Democratic gubernatorial candidate Bob Etheridge said Friday this was "a defining moment" in North Carolina's history, and that he could provide the leadership that would keep the state in its preeminent position in the South.
In his first day as a candidate, Etheridge said that as a son of a Harnett County tenant farmer he understood North Carolina's journey from rural poverty to success.
Etheridge, who served 14 years in Congress and was superintendent of public instruction for eight years, said he would champion public education, from public schools to universities, which he said faced erosion under constant budget constraints.
"This is a defining moment in the history of the state," he said at a news conference outside state Democratic headquarters. "North Carolina has always been that Southern state that has stood out. We stood out in the South as a leader. We can't go back now."
Etheridge skirted two difficult issues on his first day as a gubernatorial candidate.
He declined to take a position on the constitutional amendment banning same-sex marriages and civil unions that will appear on the ballot in May, saying it is an issue that he will have to deal with later.
"The nice thing is it is before the people and they will make the decision," Etheridge said. "I always believe the people in the state make the right decision."
Republican Rep. Renee Ellmers, who defeated Etheridge in 2010, has said she plans to vote against the amendment - even though she opposed gay marriages - because she thinks it is worded too broadly and would preclude civil unions.
Representing the conservative-leaning second district, Etheridge voted twice for a federal constitutional amendment banning same-sex marriages in 2004 and 2006. But he also voted for a law in 2007 banning job discrimination based on a person's sexual orientation.
He also declined to endorse a proposal by Democratic Gov. Bev Perdue to raise the sales tax 3/4ths of a cent, although he admonished the Republican legislature for repealing a temporary sales tax increase last year.
"They shouldn't have done away with it," Etheridge said.
"They (the schools) are going to need resources," Etheridge said. "That is going to be the thing that the legislature is going to have to deal with when it comes to town."
The other two Democrats in the race, Lt. Gov. Walter Dalton and state Rep. Bill Faison of Orange County, both support the increased sales tax. And Dalton has said he does not support the marriage amendment.
Etheridge lost his House seat in 2010 after an incident in which he grabbed a young man posing as a student who was videotaping him on a Washington, D.C., street. The video went viral and was used in the campaign against Etheridge.
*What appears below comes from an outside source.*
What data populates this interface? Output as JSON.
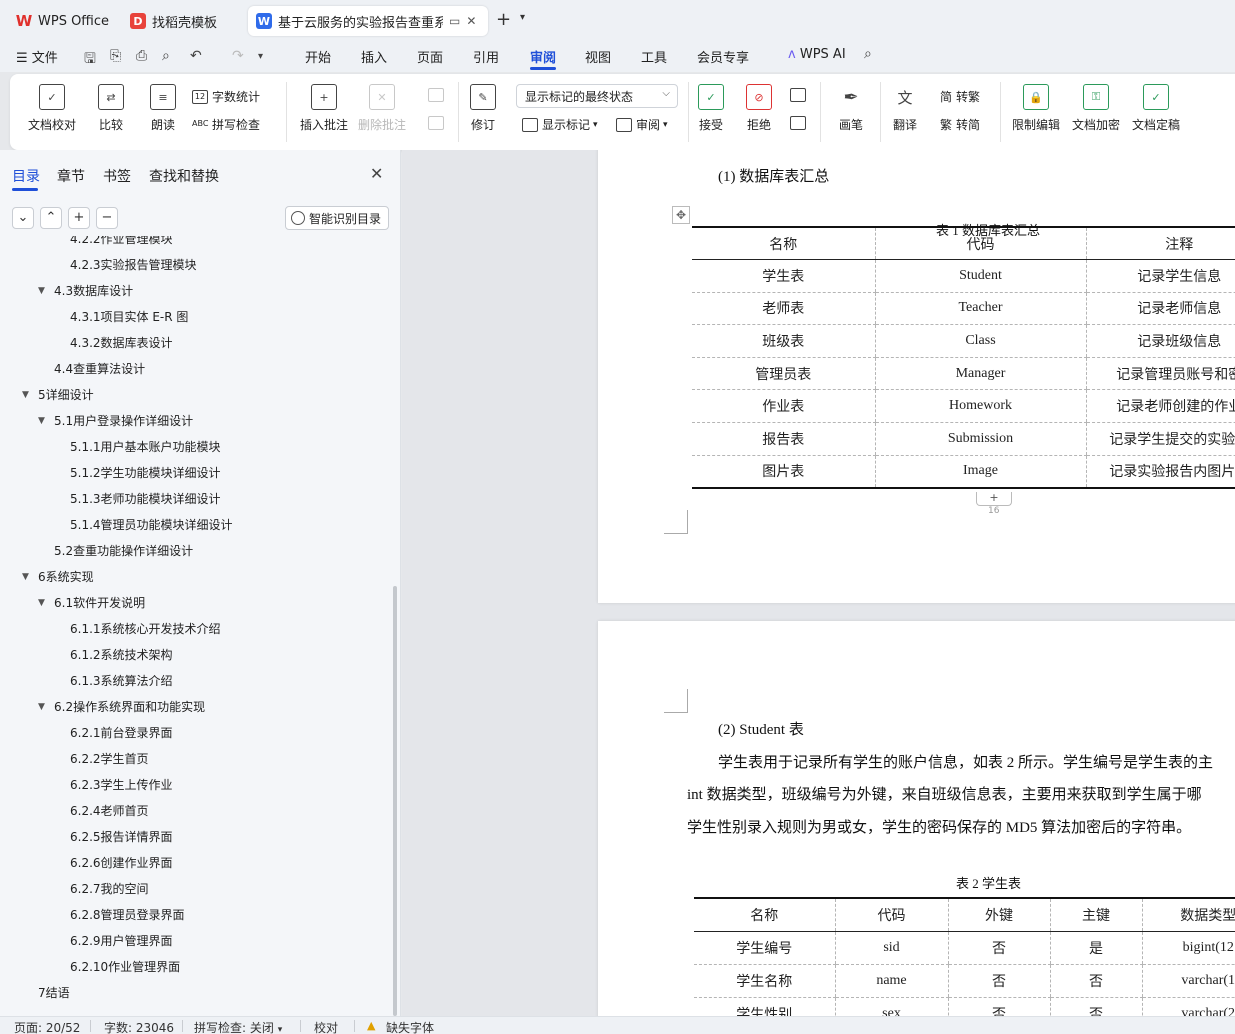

After the election, the Republican Congressional Campaign Committee acknowledged that the two young men had been operating on their behalf.
Asked whether that incident might come back to haunt him in a governor's campaign, Etheridge said: "I think people know what happened. They know it was a setup. It was a lot of outside money that flowed in. I accepted my responsibility for that part. ... This is really about the future, what kind of leadership we are going to provide."
If elected, Etheridge, at age 70, would be among North Carolina's oldest governors.
But Etheridge said his vision for the state, not his age, should be the issue.
"I guess y'all ought to ask the question of Warren Buffett," he said, referring to the 81-year-old financial wizard from Omaha. "He has done a good job of providing leadership in the financial sector."